Politicians in Albany have had their say. Governor Cuomo has had his. Now it's time for the people of New York to have their own chance to vote on marriage.
Gay marriage advocates would like nothing better than to deceive the American people into thinking that the road to same-sex marriage is a one-way street, that the moment a state adopts same-sex marriage the debate is suddenly ended and it's time to move on.
Just ask the people of Maine, who watched their legislators adopt a same-sex marriage bill and promptly exercised their “People's Veto” before the law was ever implemented. Or the people of California who saw their state supreme court vote to impose gay marriage and quickly amended their state constitution to reverse the court ruling.
New Hampshire voters cleaned house last November after their legislators voted to implement same-sex marriage, electing a strong pro-marriage majority in both houses of the state legislature and setting the stage for a gay marriage repeal vote next spring. And voters in Iowa, for the first time ever, tossed three sitting Supreme Court justices out of office for their votes to force same-sex marriage on the state.
Even in Massachusetts, voters very nearly succeeded in putting a marriage amendment on the ballot, and may yet have the final say on marriage.
The inevitability of same-sex marriage is a political charade – nothing more. How can a political cause be declared inevitable even before its first victory at the ballot box? Smoke and mirrors. Lies and campaign cash. That's how same-sex marriage was passed in New York, and New York voters have had enough.
If you live in New York, will you join us next Sunday afternoon at 3pm as we stand for marriage?
Full event details are available online at www.LetThePeopleVote.com, including directions to each rally, printable signs, and a chance to let us know you'll be coming.

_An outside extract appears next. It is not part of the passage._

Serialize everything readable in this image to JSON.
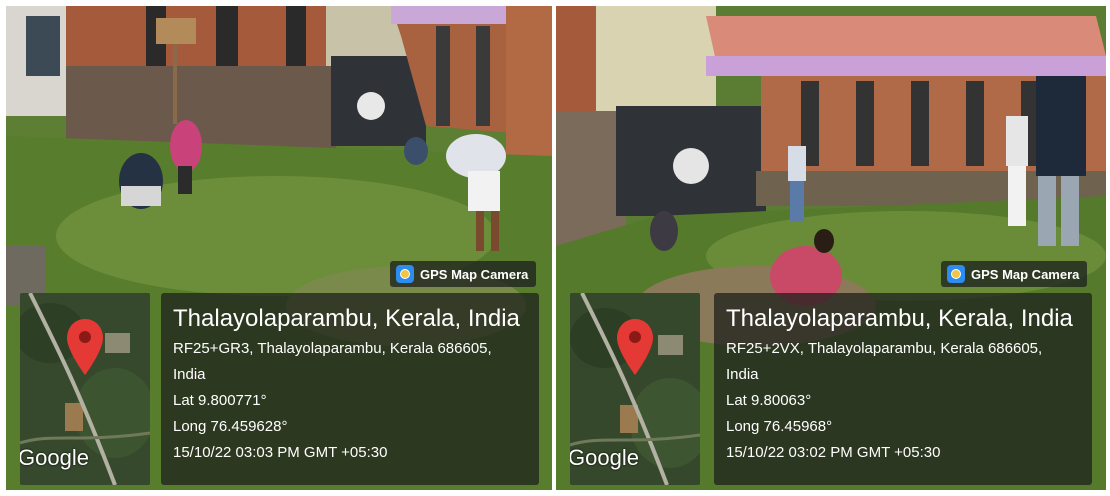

And for those of you living outside New York, I hope you'll tell your friends and family about this kickoff rally in our campaign to Let The People Vote!